24 days ago

Does Katie Douglas swim the 200 free

VA Steve
Reply to  Fred
24 days ago

Everyone wants her to, except Kate.

Weinstein-Smith-Ledecky-Sims
Reply to  VA Steve
24 days ago

Kate Douglass has enough on her plate.

Weinstein-Smith-Ledecky-Sims
Reply to  Fred
24 days ago

The development of the women’s 200 meter freestyler has been a major failure amongst the NCAA Division I coaches. The two best women’s 200 meter freestylers since the 2012 Summer Olympics have been teenage prodigies, Missy Franklin and Katie Ledecky.

Max Hardie
Reply to  Fred
23 days ago

Why would she if 4×200 has to chance against Australia?

Weinstein-Smith-Ledecky-Sims
Reply to  Max Hardie
23 days ago

Kate Douglass has swam five events in total at the Olympic Team Trials (2021, 2024):

50 FR – 24.78, 2021
100 FR – 54.17, 2021
100 FL – 56.56, 2021
200 BR
200 IM – 2:09.32, 2021

The 200 FR is not on the list.

Gen D
24 days ago

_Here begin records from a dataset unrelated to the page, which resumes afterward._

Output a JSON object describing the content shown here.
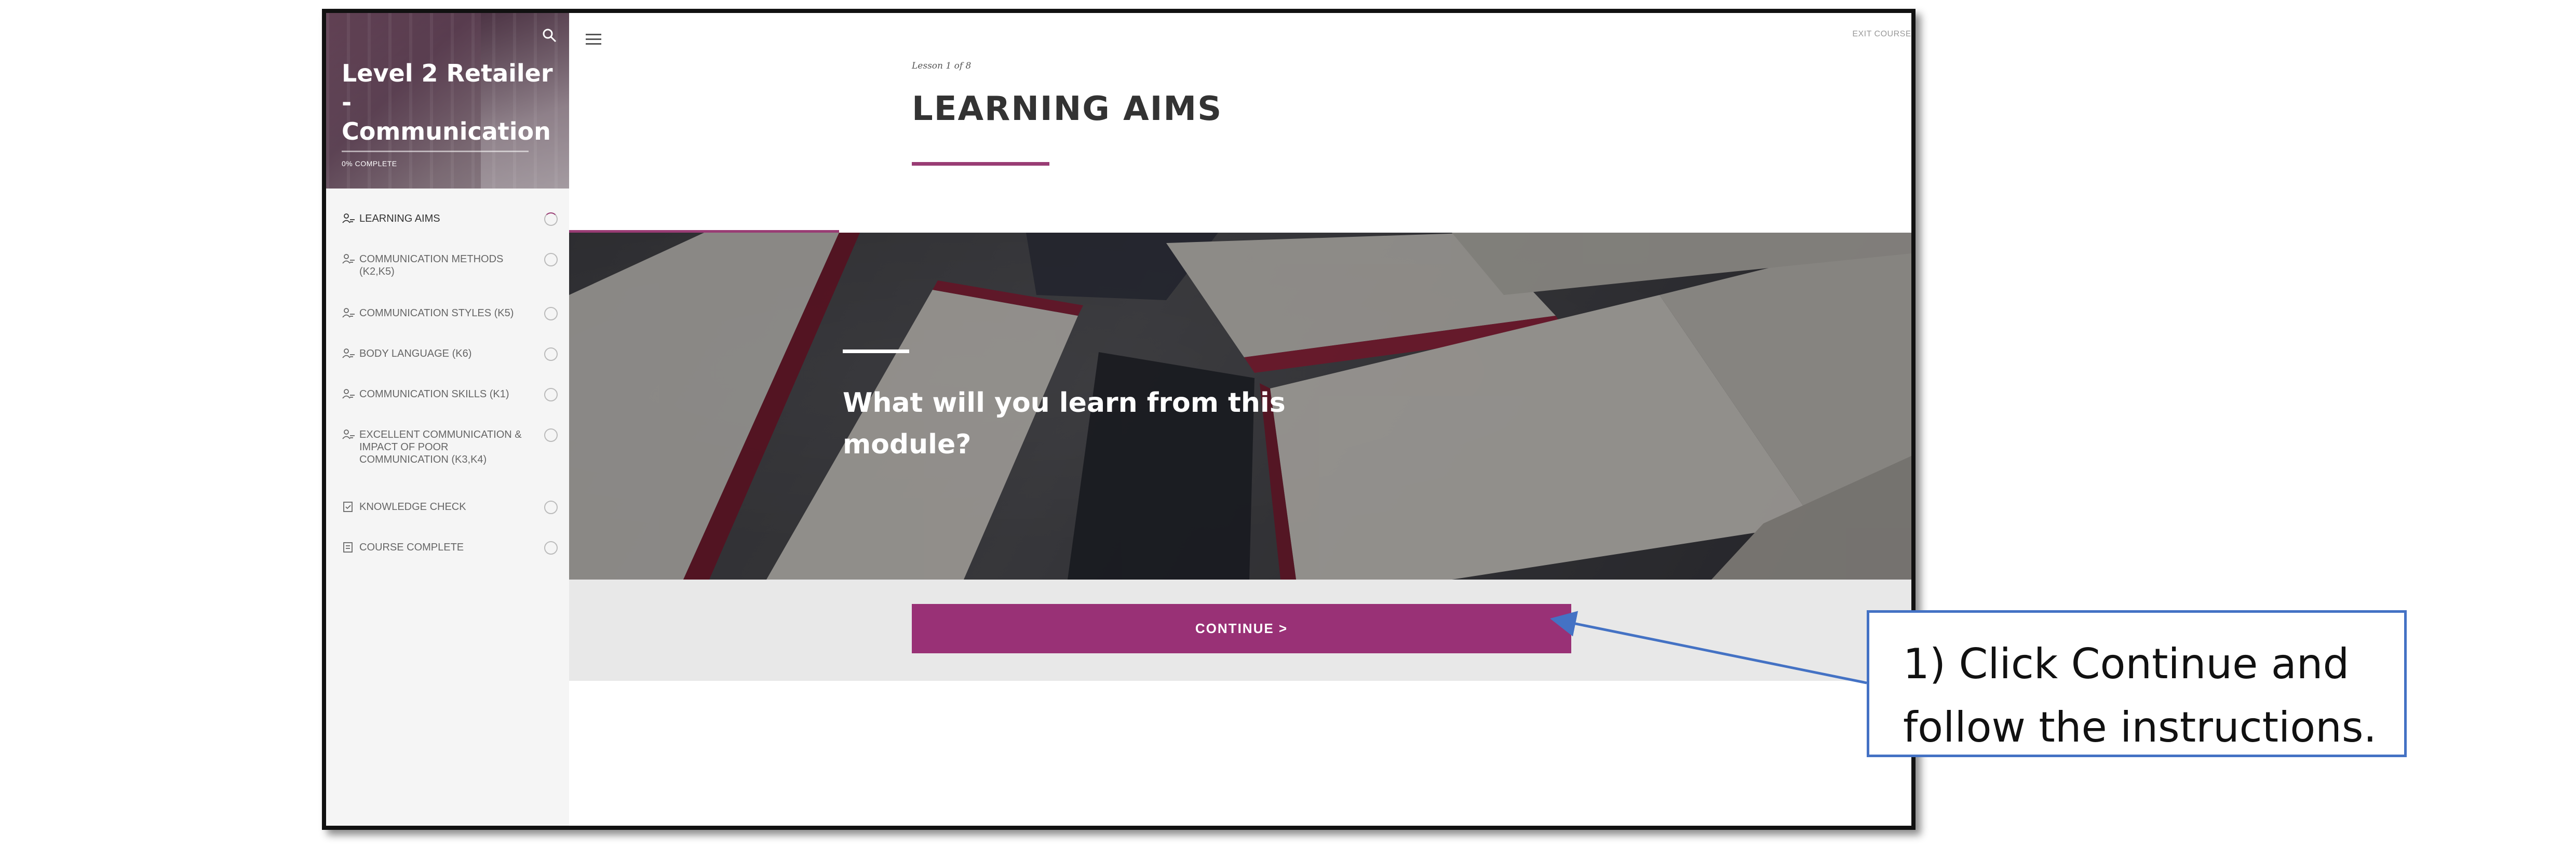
{
  "sidebar": {
    "course_title": "Level 2 Retailer - Communication",
    "progress_label": "0% COMPLETE",
    "progress_fraction": 0,
    "items": [
      {
        "label": "LEARNING AIMS",
        "active": true
      },
      {
        "label": "COMMUNICATION METHODS (K2,K5)"
      },
      {
        "label": "COMMUNICATION STYLES (K5)"
      },
      {
        "label": "BODY LANGUAGE (K6)"
      },
      {
        "label": "COMMUNICATION SKILLS (K1)"
      },
      {
        "label": "EXCELLENT COMMUNICATION & IMPACT OF POOR COMMUNICATION (K3,K4)"
      },
      {
        "label": "KNOWLEDGE CHECK"
      },
      {
        "label": "COURSE COMPLETE"
      }
    ]
  },
  "header": {
    "exit_label": "EXIT COURSE"
  },
  "lesson": {
    "counter": "Lesson 1 of 8",
    "title": "LEARNING AIMS",
    "hero_heading": "What will you learn from this module?",
    "continue_label": "CONTINUE >"
  },
  "callout": {
    "text": "1) Click Continue and follow the instructions."
  },
  "colors": {
    "accent": "#993176",
    "callout_border": "#4472c4"
  }
}
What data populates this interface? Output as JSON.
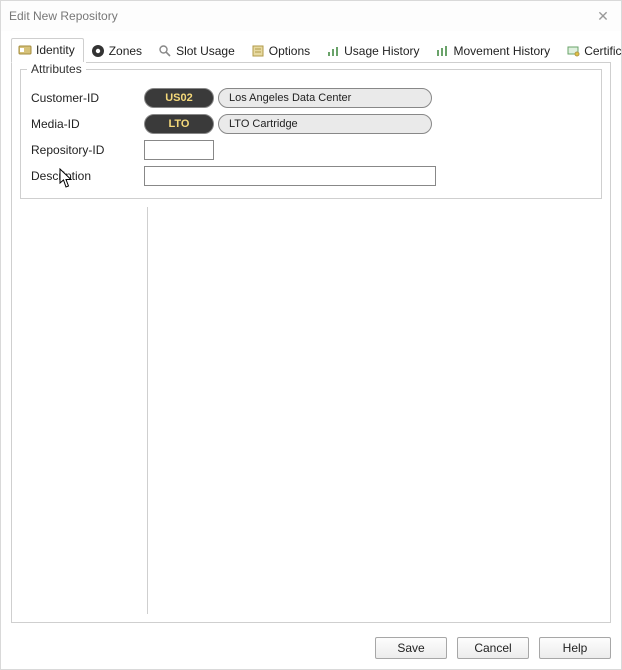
{
  "window": {
    "title": "Edit New Repository",
    "close_glyph": "✕"
  },
  "tabs": [
    {
      "label": "Identity",
      "icon": "identity-icon",
      "active": true
    },
    {
      "label": "Zones",
      "icon": "zones-icon",
      "active": false
    },
    {
      "label": "Slot Usage",
      "icon": "slot-icon",
      "active": false
    },
    {
      "label": "Options",
      "icon": "options-icon",
      "active": false
    },
    {
      "label": "Usage History",
      "icon": "usage-icon",
      "active": false
    },
    {
      "label": "Movement History",
      "icon": "move-icon",
      "active": false
    },
    {
      "label": "Certification",
      "icon": "cert-icon",
      "active": false
    }
  ],
  "attributes": {
    "legend": "Attributes",
    "labels": {
      "customer_id": "Customer-ID",
      "media_id": "Media-ID",
      "repository_id": "Repository-ID",
      "description": "Description"
    },
    "customer": {
      "code": "US02",
      "name": "Los Angeles Data Center"
    },
    "media": {
      "code": "LTO",
      "name": "LTO Cartridge"
    },
    "repository_id": "",
    "description": ""
  },
  "buttons": {
    "save": "Save",
    "cancel": "Cancel",
    "help": "Help"
  }
}
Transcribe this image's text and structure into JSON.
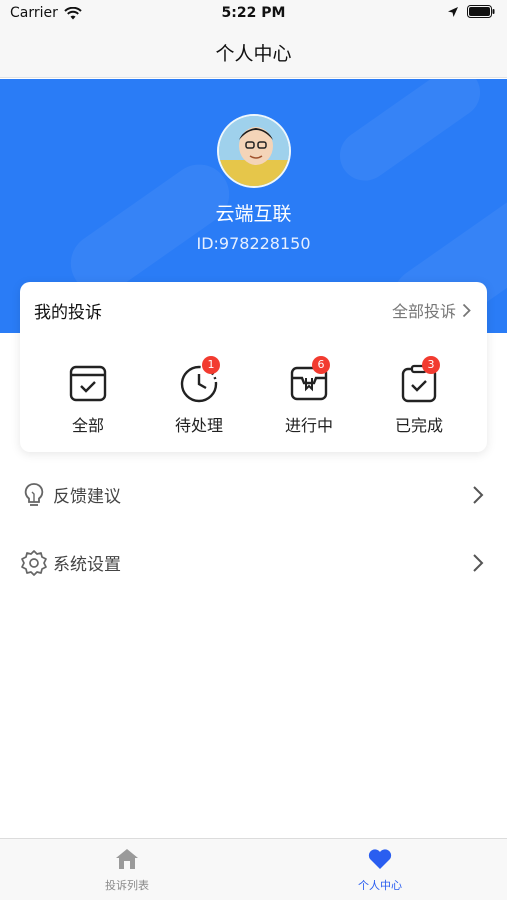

Katie Grimes is swimming entirely different events at her 2nd olympics vs her first. Can anyone think of someone else to whom this has happened?

Weinstein-Smith-Ledecky-Sims
Reply to  Gen D
23 days ago

Ah, no.

Katie Grimes swam the 400 IM (4:46.15) and the 1500 FR (15:52.12) at the 2021 Olympic Team Trials.

Gen D
Reply to  Weinstein-Smith-Ledecky-Sims
23 days ago

I meant the events she ended up swimming at the Olympics, not what she swam at trials

If my memory is correct, she only swam the 800 in tokyo.

In Paris she will swim 1500, 400 im and 10 km

Boknows34
Reply to  Weinstein-Smith-Ledecky-Sims
22 days ago

at her 2nd olympics”

No mention of trials.

Swimmer
24 days ago

There must be a better way to visualize this than the two graphs shown here

Ron
Reply to  Swimmer
24 days ago

🙏 great graphs 🙏

Xyz
24 days ago

Are female swimmers more versatile globally than they’ve ever been before? Feel like there’s been a lot of traditionally non-breastrokers (e.g. McKeown, Douglass) becoming good at breaststroke than previously. Curious to know what’s cause the increase in versatility.

Weinstein-Smith-Ledecky-Sims
Reply to  Xyz
24 days ago

Kaylee McKeown is no nowhere in the realm of Kate Douglass in the breaststroke events.

KeithM
Reply to  Xyz
23 days ago

Douglass a “traditionally non-breaststroker?” She swam the breaststroke events at the 2016 Olympic Trials as a 14 year old. Up until the last two years the 200 Breast was regarded as her best prospective event…even after her IM medal in Tokyo 3 years ago.

VA Steve
Reply to  KeithM
23 days ago
YMCA Swammer
24 days ago

Paige Madden isn’t a first time Olympian

Dmswim
24 days ago

Five women qualified at multiple distances of the same stroke, not four. Gretchen Walsh qualified in the 50 free and on the 4×100 relay.

Chris
Reply to  Dmswim
24 days ago

If you’re counting like that is it not 6? King, Ledecky, Smith, Maunel, G Walsh and Madden